● Required action:
Every entry below should appear in the answer exactly as written, apart from the pictures.
☆ ☆ ☆
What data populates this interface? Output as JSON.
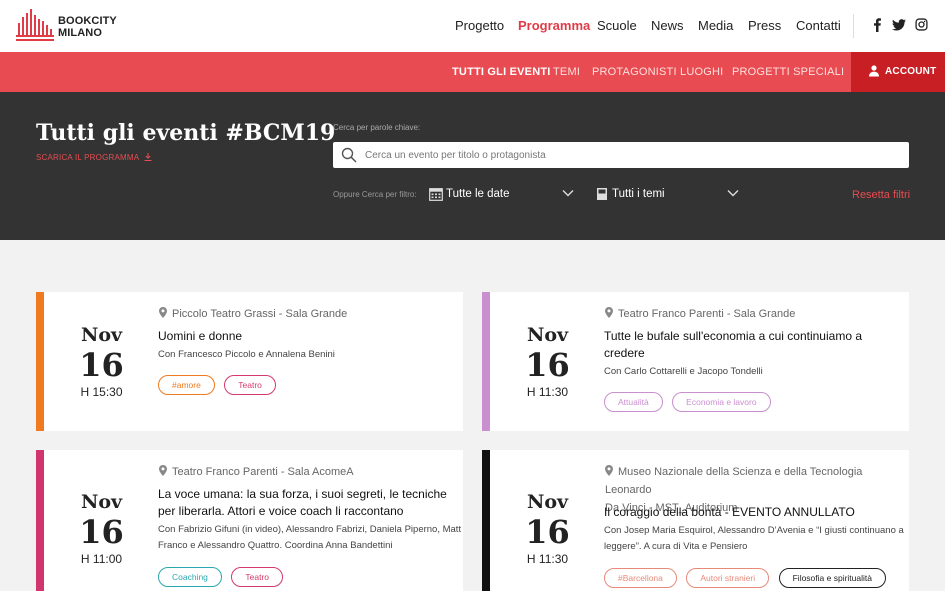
{
  "brand": {
    "logo_line1": "BOOKCITY",
    "logo_line2": "MILANO",
    "accent": "#e84b51"
  },
  "nav": {
    "items": [
      "Progetto",
      "Programma",
      "Scuole",
      "News",
      "Media",
      "Press",
      "Contatti"
    ],
    "active": "Programma",
    "social_icons": [
      "facebook-icon",
      "twitter-icon",
      "instagram-icon"
    ]
  },
  "subnav": {
    "items": [
      "TUTTI GLI EVENTI",
      "TEMI",
      "PROTAGONISTI",
      "LUOGHI",
      "PROGETTI SPECIALI"
    ],
    "active": "TUTTI GLI EVENTI",
    "account_label": "ACCOUNT"
  },
  "filters": {
    "title": "Tutti gli eventi #BCM19",
    "download_label": "SCARICA IL PROGRAMMA",
    "search_label": "Cerca per parole chiave:",
    "search_placeholder": "Cerca un evento per titolo o protagonista",
    "alt_label": "Oppure Cerca per filtro:",
    "date_filter": "Tutte le date",
    "theme_filter": "Tutti i temi",
    "reset_label": "Resetta filtri"
  },
  "events": [
    {
      "stripe_color": "#f07a1f",
      "month": "Nov",
      "day": "16",
      "hour": "H 15:30",
      "venue": "Piccolo Teatro Grassi - Sala Grande",
      "title": [
        "Uomini e donne"
      ],
      "guests": [
        "Con Francesco Piccolo e Annalena Benini"
      ],
      "tags": [
        {
          "label": "#amore",
          "color": "#f07a1f"
        },
        {
          "label": "Teatro",
          "color": "#d63a6a"
        }
      ]
    },
    {
      "stripe_color": "#c98fcf",
      "month": "Nov",
      "day": "16",
      "hour": "H 11:30",
      "venue": "Teatro Franco Parenti - Sala Grande",
      "title": [
        "Tutte le bufale sull'economia a cui continuiamo a",
        "credere"
      ],
      "guests": [
        "Con Carlo Cottarelli e Jacopo Tondelli"
      ],
      "tags": [
        {
          "label": "Attualità",
          "color": "#c98fcf"
        },
        {
          "label": "Economia e lavoro",
          "color": "#c98fcf"
        }
      ]
    },
    {
      "stripe_color": "#d1356e",
      "month": "Nov",
      "day": "16",
      "hour": "H 11:00",
      "venue": "Teatro Franco Parenti - Sala AcomeA",
      "title": [
        "La voce umana: la sua forza, i suoi segreti, le tecniche",
        "per liberarla. Attori e voice coach li raccontano"
      ],
      "guests": [
        "Con Fabrizio Gifuni (in video), Alessandro Fabrizi, Daniela Piperno, Matt",
        "Franco e Alessandro Quattro. Coordina Anna Bandettini"
      ],
      "tags": [
        {
          "label": "Coaching",
          "color": "#2aa8b0"
        },
        {
          "label": "Teatro",
          "color": "#d63a6a"
        }
      ]
    },
    {
      "stripe_color": "#111111",
      "month": "Nov",
      "day": "16",
      "hour": "H 11:30",
      "venue": [
        "Museo Nazionale della Scienza e della Tecnologia Leonardo",
        "Da Vinci - MST_Auditorium"
      ],
      "title": [
        "Il coraggio della bontà - EVENTO ANNULLATO"
      ],
      "guests": [
        "Con Josep Maria Esquirol, Alessandro D’Avenia e “I giusti continuano a",
        "leggere”. A cura di Vita e Pensiero"
      ],
      "tags": [
        {
          "label": "#Barcellona",
          "color": "#e88a7a"
        },
        {
          "label": "Autori stranieri",
          "color": "#e88a7a"
        },
        {
          "label": "Filosofia e spiritualità",
          "color": "#222222"
        }
      ]
    }
  ]
}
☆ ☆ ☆
● Completed task:
What data populates this interface? Output as JSON.
{
  "brand": {
    "logo_line1": "BOOKCITY",
    "logo_line2": "MILANO",
    "accent": "#e84b51"
  },
  "nav": {
    "items": [
      "Progetto",
      "Programma",
      "Scuole",
      "News",
      "Media",
      "Press",
      "Contatti"
    ],
    "active": "Programma",
    "social_icons": [
      "facebook-icon",
      "twitter-icon",
      "instagram-icon"
    ]
  },
  "subnav": {
    "items": [
      "TUTTI GLI EVENTI",
      "TEMI",
      "PROTAGONISTI",
      "LUOGHI",
      "PROGETTI SPECIALI"
    ],
    "active": "TUTTI GLI EVENTI",
    "account_label": "ACCOUNT"
  },
  "filters": {
    "title": "Tutti gli eventi #BCM19",
    "download_label": "SCARICA IL PROGRAMMA",
    "search_label": "Cerca per parole chiave:",
    "search_placeholder": "Cerca un evento per titolo o protagonista",
    "alt_label": "Oppure Cerca per filtro:",
    "date_filter": "Tutte le date",
    "theme_filter": "Tutti i temi",
    "reset_label": "Resetta filtri"
  },
  "events": [
    {
      "stripe_color": "#f07a1f",
      "month": "Nov",
      "day": "16",
      "hour": "H 15:30",
      "venue": "Piccolo Teatro Grassi - Sala Grande",
      "title": [
        "Uomini e donne"
      ],
      "guests": [
        "Con Francesco Piccolo e Annalena Benini"
      ],
      "tags": [
        {
          "label": "#amore",
          "color": "#f07a1f"
        },
        {
          "label": "Teatro",
          "color": "#d63a6a"
        }
      ]
    },
    {
      "stripe_color": "#c98fcf",
      "month": "Nov",
      "day": "16",
      "hour": "H 11:30",
      "venue": "Teatro Franco Parenti - Sala Grande",
      "title": [
        "Tutte le bufale sull'economia a cui continuiamo a",
        "credere"
      ],
      "guests": [
        "Con Carlo Cottarelli e Jacopo Tondelli"
      ],
      "tags": [
        {
          "label": "Attualità",
          "color": "#c98fcf"
        },
        {
          "label": "Economia e lavoro",
          "color": "#c98fcf"
        }
      ]
    },
    {
      "stripe_color": "#d1356e",
      "month": "Nov",
      "day": "16",
      "hour": "H 11:00",
      "venue": "Teatro Franco Parenti - Sala AcomeA",
      "title": [
        "La voce umana: la sua forza, i suoi segreti, le tecniche",
        "per liberarla. Attori e voice coach li raccontano"
      ],
      "guests": [
        "Con Fabrizio Gifuni (in video), Alessandro Fabrizi, Daniela Piperno, Matt",
        "Franco e Alessandro Quattro. Coordina Anna Bandettini"
      ],
      "tags": [
        {
          "label": "Coaching",
          "color": "#2aa8b0"
        },
        {
          "label": "Teatro",
          "color": "#d63a6a"
        }
      ]
    },
    {
      "stripe_color": "#111111",
      "month": "Nov",
      "day": "16",
      "hour": "H 11:30",
      "venue": [
        "Museo Nazionale della Scienza e della Tecnologia Leonardo",
        "Da Vinci - MST_Auditorium"
      ],
      "title": [
        "Il coraggio della bontà - EVENTO ANNULLATO"
      ],
      "guests": [
        "Con Josep Maria Esquirol, Alessandro D’Avenia e “I giusti continuano a",
        "leggere”. A cura di Vita e Pensiero"
      ],
      "tags": [
        {
          "label": "#Barcellona",
          "color": "#e88a7a"
        },
        {
          "label": "Autori stranieri",
          "color": "#e88a7a"
        },
        {
          "label": "Filosofia e spiritualità",
          "color": "#222222"
        }
      ]
    }
  ]
}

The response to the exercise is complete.